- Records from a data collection
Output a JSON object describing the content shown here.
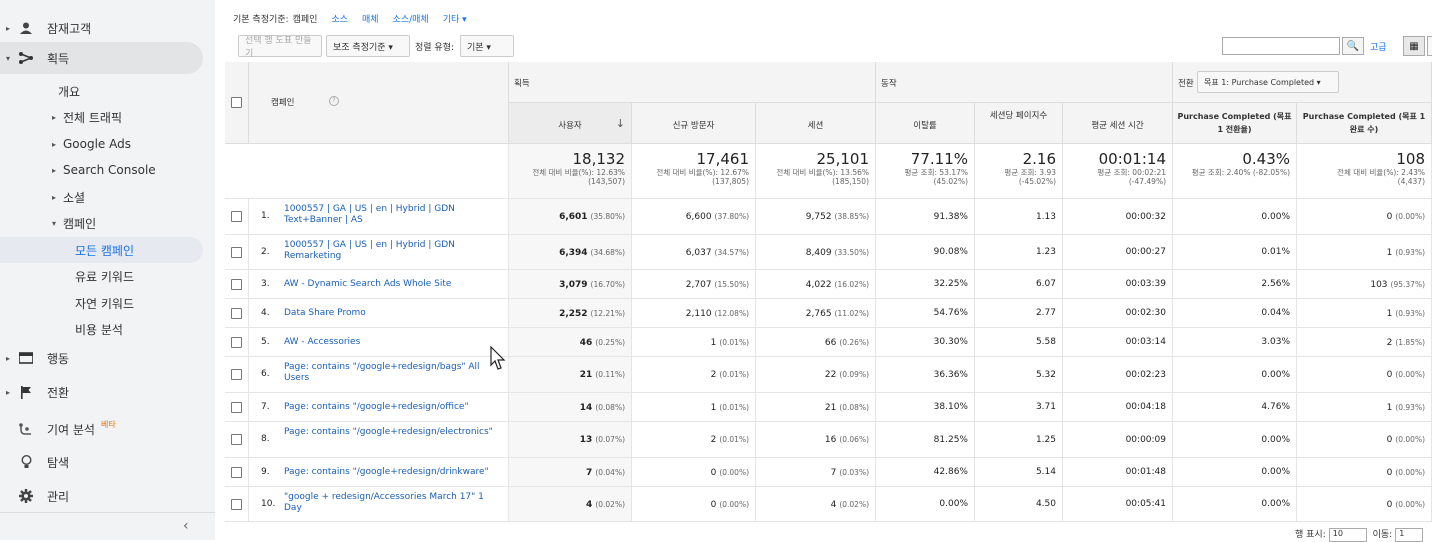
{
  "sidebar": {
    "top_partial": "잠재고객",
    "items": [
      {
        "label": "잠재고객",
        "icon": "person-icon"
      },
      {
        "label": "획득",
        "icon": "acquisition-icon"
      },
      {
        "label": "개요"
      },
      {
        "label": "전체 트래픽"
      },
      {
        "label": "Google Ads"
      },
      {
        "label": "Search Console"
      },
      {
        "label": "소셜"
      },
      {
        "label": "캠페인"
      },
      {
        "label": "모든 캠페인"
      },
      {
        "label": "유료 키워드"
      },
      {
        "label": "자연 키워드"
      },
      {
        "label": "비용 분석"
      },
      {
        "label": "행동",
        "icon": "behavior-icon"
      },
      {
        "label": "전환",
        "icon": "flag-icon"
      },
      {
        "label": "기여 분석",
        "icon": "attribution-icon",
        "badge": "베타"
      },
      {
        "label": "탐색",
        "icon": "lightbulb-icon"
      },
      {
        "label": "관리",
        "icon": "gear-icon"
      }
    ]
  },
  "dimbar": {
    "label": "기본 측정기준:",
    "active": "캠페인",
    "links": [
      "소스",
      "매체",
      "소스/매체"
    ],
    "other": "기타 ▾"
  },
  "toolbar": {
    "create_label": "선택 행 도표 만들기",
    "secondary": "보조 측정기준 ▾",
    "sort_label": "정렬 유형:",
    "sort_value": "기본 ▾",
    "advanced": "고급"
  },
  "table": {
    "groups": {
      "acquisition": "획득",
      "behavior": "동작",
      "conversion": "전환",
      "goal_select": "목표 1: Purchase Completed ▾"
    },
    "headers": {
      "campaign": "캠페인",
      "users": "사용자",
      "new_users": "신규 방문자",
      "sessions": "세션",
      "bounce": "이탈률",
      "pages": "세션당 페이지수",
      "duration": "평균 세션 시간",
      "conv_rate": "Purchase Completed (목표 1 전환율)",
      "completions": "Purchase Completed (목표 1 완료 수)"
    },
    "totals": {
      "users": {
        "v": "18,132",
        "s1": "전체 대비 비율(%): 12.63%",
        "s2": "(143,507)"
      },
      "new_users": {
        "v": "17,461",
        "s1": "전체 대비 비율(%): 12.67%",
        "s2": "(137,805)"
      },
      "sessions": {
        "v": "25,101",
        "s1": "전체 대비 비율(%): 13.56%",
        "s2": "(185,150)"
      },
      "bounce": {
        "v": "77.11%",
        "s1": "평균 조회: 53.17%",
        "s2": "(45.02%)"
      },
      "pages": {
        "v": "2.16",
        "s1": "평균 조회: 3.93",
        "s2": "(-45.02%)"
      },
      "duration": {
        "v": "00:01:14",
        "s1": "평균 조회: 00:02:21",
        "s2": "(-47.49%)"
      },
      "conv_rate": {
        "v": "0.43%",
        "s1": "평균 조회: 2.40% (-82.05%)",
        "s2": ""
      },
      "completions": {
        "v": "108",
        "s1": "전체 대비 비율(%): 2.43%",
        "s2": "(4,437)"
      }
    },
    "rows": [
      {
        "n": "1.",
        "name": "1000557 | GA | US | en | Hybrid | GDN Text+Banner | AS",
        "u": "6,601",
        "up": "(35.80%)",
        "nu": "6,600",
        "nup": "(37.80%)",
        "s": "9,752",
        "sp": "(38.85%)",
        "b": "91.38%",
        "p": "1.13",
        "d": "00:00:32",
        "cr": "0.00%",
        "c": "0",
        "cp": "(0.00%)"
      },
      {
        "n": "2.",
        "name": "1000557 | GA | US | en | Hybrid | GDN Remarketing",
        "u": "6,394",
        "up": "(34.68%)",
        "nu": "6,037",
        "nup": "(34.57%)",
        "s": "8,409",
        "sp": "(33.50%)",
        "b": "90.08%",
        "p": "1.23",
        "d": "00:00:27",
        "cr": "0.01%",
        "c": "1",
        "cp": "(0.93%)"
      },
      {
        "n": "3.",
        "name": "AW - Dynamic Search Ads Whole Site",
        "u": "3,079",
        "up": "(16.70%)",
        "nu": "2,707",
        "nup": "(15.50%)",
        "s": "4,022",
        "sp": "(16.02%)",
        "b": "32.25%",
        "p": "6.07",
        "d": "00:03:39",
        "cr": "2.56%",
        "c": "103",
        "cp": "(95.37%)"
      },
      {
        "n": "4.",
        "name": "Data Share Promo",
        "u": "2,252",
        "up": "(12.21%)",
        "nu": "2,110",
        "nup": "(12.08%)",
        "s": "2,765",
        "sp": "(11.02%)",
        "b": "54.76%",
        "p": "2.77",
        "d": "00:02:30",
        "cr": "0.04%",
        "c": "1",
        "cp": "(0.93%)"
      },
      {
        "n": "5.",
        "name": "AW - Accessories",
        "u": "46",
        "up": "(0.25%)",
        "nu": "1",
        "nup": "(0.01%)",
        "s": "66",
        "sp": "(0.26%)",
        "b": "30.30%",
        "p": "5.58",
        "d": "00:03:14",
        "cr": "3.03%",
        "c": "2",
        "cp": "(1.85%)"
      },
      {
        "n": "6.",
        "name": "Page: contains \"/google+redesign/bags\" All Users",
        "u": "21",
        "up": "(0.11%)",
        "nu": "2",
        "nup": "(0.01%)",
        "s": "22",
        "sp": "(0.09%)",
        "b": "36.36%",
        "p": "5.32",
        "d": "00:02:23",
        "cr": "0.00%",
        "c": "0",
        "cp": "(0.00%)"
      },
      {
        "n": "7.",
        "name": "Page: contains \"/google+redesign/office\"",
        "u": "14",
        "up": "(0.08%)",
        "nu": "1",
        "nup": "(0.01%)",
        "s": "21",
        "sp": "(0.08%)",
        "b": "38.10%",
        "p": "3.71",
        "d": "00:04:18",
        "cr": "4.76%",
        "c": "1",
        "cp": "(0.93%)"
      },
      {
        "n": "8.",
        "name": "Page: contains \"/google+redesign/electronics\"",
        "u": "13",
        "up": "(0.07%)",
        "nu": "2",
        "nup": "(0.01%)",
        "s": "16",
        "sp": "(0.06%)",
        "b": "81.25%",
        "p": "1.25",
        "d": "00:00:09",
        "cr": "0.00%",
        "c": "0",
        "cp": "(0.00%)"
      },
      {
        "n": "9.",
        "name": "Page: contains \"/google+redesign/drinkware\"",
        "u": "7",
        "up": "(0.04%)",
        "nu": "0",
        "nup": "(0.00%)",
        "s": "7",
        "sp": "(0.03%)",
        "b": "42.86%",
        "p": "5.14",
        "d": "00:01:48",
        "cr": "0.00%",
        "c": "0",
        "cp": "(0.00%)"
      },
      {
        "n": "10.",
        "name": "\"google + redesign/Accessories March 17\" 1 Day",
        "u": "4",
        "up": "(0.02%)",
        "nu": "0",
        "nup": "(0.00%)",
        "s": "4",
        "sp": "(0.02%)",
        "b": "0.00%",
        "p": "4.50",
        "d": "00:05:41",
        "cr": "0.00%",
        "c": "0",
        "cp": "(0.00%)"
      }
    ]
  },
  "pager": {
    "show_label": "행 표시:",
    "show_value": "10",
    "goto_label": "이동:",
    "goto_value": "1"
  }
}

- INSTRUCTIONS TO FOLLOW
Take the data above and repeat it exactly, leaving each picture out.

- SOLUTION BELOW
Output a JSON object describing the content shown here.
{
  "sidebar": {
    "top_partial": "잠재고객",
    "items": [
      {
        "label": "잠재고객",
        "icon": "person-icon"
      },
      {
        "label": "획득",
        "icon": "acquisition-icon"
      },
      {
        "label": "개요"
      },
      {
        "label": "전체 트래픽"
      },
      {
        "label": "Google Ads"
      },
      {
        "label": "Search Console"
      },
      {
        "label": "소셜"
      },
      {
        "label": "캠페인"
      },
      {
        "label": "모든 캠페인"
      },
      {
        "label": "유료 키워드"
      },
      {
        "label": "자연 키워드"
      },
      {
        "label": "비용 분석"
      },
      {
        "label": "행동",
        "icon": "behavior-icon"
      },
      {
        "label": "전환",
        "icon": "flag-icon"
      },
      {
        "label": "기여 분석",
        "icon": "attribution-icon",
        "badge": "베타"
      },
      {
        "label": "탐색",
        "icon": "lightbulb-icon"
      },
      {
        "label": "관리",
        "icon": "gear-icon"
      }
    ]
  },
  "dimbar": {
    "label": "기본 측정기준:",
    "active": "캠페인",
    "links": [
      "소스",
      "매체",
      "소스/매체"
    ],
    "other": "기타 ▾"
  },
  "toolbar": {
    "create_label": "선택 행 도표 만들기",
    "secondary": "보조 측정기준 ▾",
    "sort_label": "정렬 유형:",
    "sort_value": "기본 ▾",
    "advanced": "고급"
  },
  "table": {
    "groups": {
      "acquisition": "획득",
      "behavior": "동작",
      "conversion": "전환",
      "goal_select": "목표 1: Purchase Completed ▾"
    },
    "headers": {
      "campaign": "캠페인",
      "users": "사용자",
      "new_users": "신규 방문자",
      "sessions": "세션",
      "bounce": "이탈률",
      "pages": "세션당 페이지수",
      "duration": "평균 세션 시간",
      "conv_rate": "Purchase Completed (목표 1 전환율)",
      "completions": "Purchase Completed (목표 1 완료 수)"
    },
    "totals": {
      "users": {
        "v": "18,132",
        "s1": "전체 대비 비율(%): 12.63%",
        "s2": "(143,507)"
      },
      "new_users": {
        "v": "17,461",
        "s1": "전체 대비 비율(%): 12.67%",
        "s2": "(137,805)"
      },
      "sessions": {
        "v": "25,101",
        "s1": "전체 대비 비율(%): 13.56%",
        "s2": "(185,150)"
      },
      "bounce": {
        "v": "77.11%",
        "s1": "평균 조회: 53.17%",
        "s2": "(45.02%)"
      },
      "pages": {
        "v": "2.16",
        "s1": "평균 조회: 3.93",
        "s2": "(-45.02%)"
      },
      "duration": {
        "v": "00:01:14",
        "s1": "평균 조회: 00:02:21",
        "s2": "(-47.49%)"
      },
      "conv_rate": {
        "v": "0.43%",
        "s1": "평균 조회: 2.40% (-82.05%)",
        "s2": ""
      },
      "completions": {
        "v": "108",
        "s1": "전체 대비 비율(%): 2.43%",
        "s2": "(4,437)"
      }
    },
    "rows": [
      {
        "n": "1.",
        "name": "1000557 | GA | US | en | Hybrid | GDN Text+Banner | AS",
        "u": "6,601",
        "up": "(35.80%)",
        "nu": "6,600",
        "nup": "(37.80%)",
        "s": "9,752",
        "sp": "(38.85%)",
        "b": "91.38%",
        "p": "1.13",
        "d": "00:00:32",
        "cr": "0.00%",
        "c": "0",
        "cp": "(0.00%)"
      },
      {
        "n": "2.",
        "name": "1000557 | GA | US | en | Hybrid | GDN Remarketing",
        "u": "6,394",
        "up": "(34.68%)",
        "nu": "6,037",
        "nup": "(34.57%)",
        "s": "8,409",
        "sp": "(33.50%)",
        "b": "90.08%",
        "p": "1.23",
        "d": "00:00:27",
        "cr": "0.01%",
        "c": "1",
        "cp": "(0.93%)"
      },
      {
        "n": "3.",
        "name": "AW - Dynamic Search Ads Whole Site",
        "u": "3,079",
        "up": "(16.70%)",
        "nu": "2,707",
        "nup": "(15.50%)",
        "s": "4,022",
        "sp": "(16.02%)",
        "b": "32.25%",
        "p": "6.07",
        "d": "00:03:39",
        "cr": "2.56%",
        "c": "103",
        "cp": "(95.37%)"
      },
      {
        "n": "4.",
        "name": "Data Share Promo",
        "u": "2,252",
        "up": "(12.21%)",
        "nu": "2,110",
        "nup": "(12.08%)",
        "s": "2,765",
        "sp": "(11.02%)",
        "b": "54.76%",
        "p": "2.77",
        "d": "00:02:30",
        "cr": "0.04%",
        "c": "1",
        "cp": "(0.93%)"
      },
      {
        "n": "5.",
        "name": "AW - Accessories",
        "u": "46",
        "up": "(0.25%)",
        "nu": "1",
        "nup": "(0.01%)",
        "s": "66",
        "sp": "(0.26%)",
        "b": "30.30%",
        "p": "5.58",
        "d": "00:03:14",
        "cr": "3.03%",
        "c": "2",
        "cp": "(1.85%)"
      },
      {
        "n": "6.",
        "name": "Page: contains \"/google+redesign/bags\" All Users",
        "u": "21",
        "up": "(0.11%)",
        "nu": "2",
        "nup": "(0.01%)",
        "s": "22",
        "sp": "(0.09%)",
        "b": "36.36%",
        "p": "5.32",
        "d": "00:02:23",
        "cr": "0.00%",
        "c": "0",
        "cp": "(0.00%)"
      },
      {
        "n": "7.",
        "name": "Page: contains \"/google+redesign/office\"",
        "u": "14",
        "up": "(0.08%)",
        "nu": "1",
        "nup": "(0.01%)",
        "s": "21",
        "sp": "(0.08%)",
        "b": "38.10%",
        "p": "3.71",
        "d": "00:04:18",
        "cr": "4.76%",
        "c": "1",
        "cp": "(0.93%)"
      },
      {
        "n": "8.",
        "name": "Page: contains \"/google+redesign/electronics\"",
        "u": "13",
        "up": "(0.07%)",
        "nu": "2",
        "nup": "(0.01%)",
        "s": "16",
        "sp": "(0.06%)",
        "b": "81.25%",
        "p": "1.25",
        "d": "00:00:09",
        "cr": "0.00%",
        "c": "0",
        "cp": "(0.00%)"
      },
      {
        "n": "9.",
        "name": "Page: contains \"/google+redesign/drinkware\"",
        "u": "7",
        "up": "(0.04%)",
        "nu": "0",
        "nup": "(0.00%)",
        "s": "7",
        "sp": "(0.03%)",
        "b": "42.86%",
        "p": "5.14",
        "d": "00:01:48",
        "cr": "0.00%",
        "c": "0",
        "cp": "(0.00%)"
      },
      {
        "n": "10.",
        "name": "\"google + redesign/Accessories March 17\" 1 Day",
        "u": "4",
        "up": "(0.02%)",
        "nu": "0",
        "nup": "(0.00%)",
        "s": "4",
        "sp": "(0.02%)",
        "b": "0.00%",
        "p": "4.50",
        "d": "00:05:41",
        "cr": "0.00%",
        "c": "0",
        "cp": "(0.00%)"
      }
    ]
  },
  "pager": {
    "show_label": "행 표시:",
    "show_value": "10",
    "goto_label": "이동:",
    "goto_value": "1"
  }
}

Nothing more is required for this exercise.